---------- MATERIAL FOR THE TASK
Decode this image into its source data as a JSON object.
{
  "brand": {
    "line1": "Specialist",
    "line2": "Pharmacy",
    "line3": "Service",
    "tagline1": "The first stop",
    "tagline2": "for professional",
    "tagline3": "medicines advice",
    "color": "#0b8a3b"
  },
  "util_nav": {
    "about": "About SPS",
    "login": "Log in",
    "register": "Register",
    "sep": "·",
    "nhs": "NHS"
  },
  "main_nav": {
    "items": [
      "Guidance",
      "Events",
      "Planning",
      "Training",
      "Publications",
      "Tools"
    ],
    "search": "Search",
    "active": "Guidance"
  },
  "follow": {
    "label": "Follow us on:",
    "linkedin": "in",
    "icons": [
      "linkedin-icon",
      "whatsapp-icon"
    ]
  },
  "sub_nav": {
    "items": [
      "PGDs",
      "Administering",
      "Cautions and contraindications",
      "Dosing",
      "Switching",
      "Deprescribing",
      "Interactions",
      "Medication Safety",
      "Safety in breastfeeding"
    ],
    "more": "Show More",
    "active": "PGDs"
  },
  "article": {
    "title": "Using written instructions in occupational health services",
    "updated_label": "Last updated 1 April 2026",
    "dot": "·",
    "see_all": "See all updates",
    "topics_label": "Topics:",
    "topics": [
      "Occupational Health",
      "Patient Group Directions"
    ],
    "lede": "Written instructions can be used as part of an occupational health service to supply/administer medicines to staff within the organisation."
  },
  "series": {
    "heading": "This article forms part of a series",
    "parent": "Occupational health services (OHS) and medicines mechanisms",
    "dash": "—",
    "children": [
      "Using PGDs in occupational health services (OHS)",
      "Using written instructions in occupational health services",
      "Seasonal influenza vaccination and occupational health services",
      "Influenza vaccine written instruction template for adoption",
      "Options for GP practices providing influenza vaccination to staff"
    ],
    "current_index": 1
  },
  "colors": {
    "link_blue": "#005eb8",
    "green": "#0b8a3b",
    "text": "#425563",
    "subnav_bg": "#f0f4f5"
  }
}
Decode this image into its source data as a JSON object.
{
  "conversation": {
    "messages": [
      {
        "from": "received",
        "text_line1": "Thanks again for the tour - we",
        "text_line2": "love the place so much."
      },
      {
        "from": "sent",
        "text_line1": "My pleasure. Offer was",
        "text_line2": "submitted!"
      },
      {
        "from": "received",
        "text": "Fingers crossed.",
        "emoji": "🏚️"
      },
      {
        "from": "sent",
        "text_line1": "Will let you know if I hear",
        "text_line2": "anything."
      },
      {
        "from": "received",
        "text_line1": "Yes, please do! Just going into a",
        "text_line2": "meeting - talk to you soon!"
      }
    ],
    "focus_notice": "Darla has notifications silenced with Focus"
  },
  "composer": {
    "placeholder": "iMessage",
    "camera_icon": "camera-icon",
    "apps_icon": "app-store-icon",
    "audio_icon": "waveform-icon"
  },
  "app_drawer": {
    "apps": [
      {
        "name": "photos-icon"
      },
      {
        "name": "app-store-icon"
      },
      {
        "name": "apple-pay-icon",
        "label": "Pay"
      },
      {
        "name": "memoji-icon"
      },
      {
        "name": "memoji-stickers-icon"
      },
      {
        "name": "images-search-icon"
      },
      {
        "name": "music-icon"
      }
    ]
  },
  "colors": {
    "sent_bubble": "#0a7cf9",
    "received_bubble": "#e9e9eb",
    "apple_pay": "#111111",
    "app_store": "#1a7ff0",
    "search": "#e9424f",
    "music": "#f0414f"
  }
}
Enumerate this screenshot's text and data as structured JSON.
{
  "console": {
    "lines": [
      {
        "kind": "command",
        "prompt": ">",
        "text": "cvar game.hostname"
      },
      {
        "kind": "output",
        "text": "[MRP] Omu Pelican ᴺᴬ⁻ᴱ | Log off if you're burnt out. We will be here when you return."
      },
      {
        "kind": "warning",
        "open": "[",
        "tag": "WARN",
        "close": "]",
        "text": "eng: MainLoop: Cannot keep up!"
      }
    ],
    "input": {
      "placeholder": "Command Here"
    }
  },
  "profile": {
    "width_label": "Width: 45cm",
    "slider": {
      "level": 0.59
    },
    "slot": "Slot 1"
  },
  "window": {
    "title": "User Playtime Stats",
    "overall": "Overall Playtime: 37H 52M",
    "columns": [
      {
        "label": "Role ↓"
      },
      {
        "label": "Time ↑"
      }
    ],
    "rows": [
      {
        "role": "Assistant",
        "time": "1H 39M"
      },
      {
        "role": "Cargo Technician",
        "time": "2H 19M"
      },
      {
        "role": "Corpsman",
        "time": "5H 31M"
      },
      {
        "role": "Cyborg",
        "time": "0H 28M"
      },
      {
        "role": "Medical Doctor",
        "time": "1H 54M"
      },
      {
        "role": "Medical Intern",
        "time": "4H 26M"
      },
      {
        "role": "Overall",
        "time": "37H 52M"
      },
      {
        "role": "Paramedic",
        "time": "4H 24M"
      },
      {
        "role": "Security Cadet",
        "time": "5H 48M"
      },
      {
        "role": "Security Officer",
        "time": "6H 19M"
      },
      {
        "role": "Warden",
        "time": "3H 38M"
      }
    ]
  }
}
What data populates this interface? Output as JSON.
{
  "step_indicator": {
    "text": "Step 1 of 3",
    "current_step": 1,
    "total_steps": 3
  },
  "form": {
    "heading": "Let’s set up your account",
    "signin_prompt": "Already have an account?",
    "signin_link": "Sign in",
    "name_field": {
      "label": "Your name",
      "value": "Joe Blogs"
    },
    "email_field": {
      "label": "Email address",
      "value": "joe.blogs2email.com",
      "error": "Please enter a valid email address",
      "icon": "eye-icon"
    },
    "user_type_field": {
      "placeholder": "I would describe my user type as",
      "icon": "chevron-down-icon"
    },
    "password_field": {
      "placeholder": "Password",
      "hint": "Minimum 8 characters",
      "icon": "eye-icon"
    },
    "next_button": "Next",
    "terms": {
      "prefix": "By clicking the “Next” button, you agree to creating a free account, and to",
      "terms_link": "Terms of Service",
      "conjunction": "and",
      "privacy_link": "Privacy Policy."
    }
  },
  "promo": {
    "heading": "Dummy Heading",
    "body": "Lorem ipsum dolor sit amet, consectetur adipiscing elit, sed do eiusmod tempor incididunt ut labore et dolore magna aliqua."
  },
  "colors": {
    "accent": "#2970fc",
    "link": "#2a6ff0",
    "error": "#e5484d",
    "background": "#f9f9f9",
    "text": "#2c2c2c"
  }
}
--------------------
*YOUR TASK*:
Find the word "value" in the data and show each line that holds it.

*EXERCISE OUTPUT*:
      "value": "Joe Blogs"
      "value": "joe.blogs2email.com",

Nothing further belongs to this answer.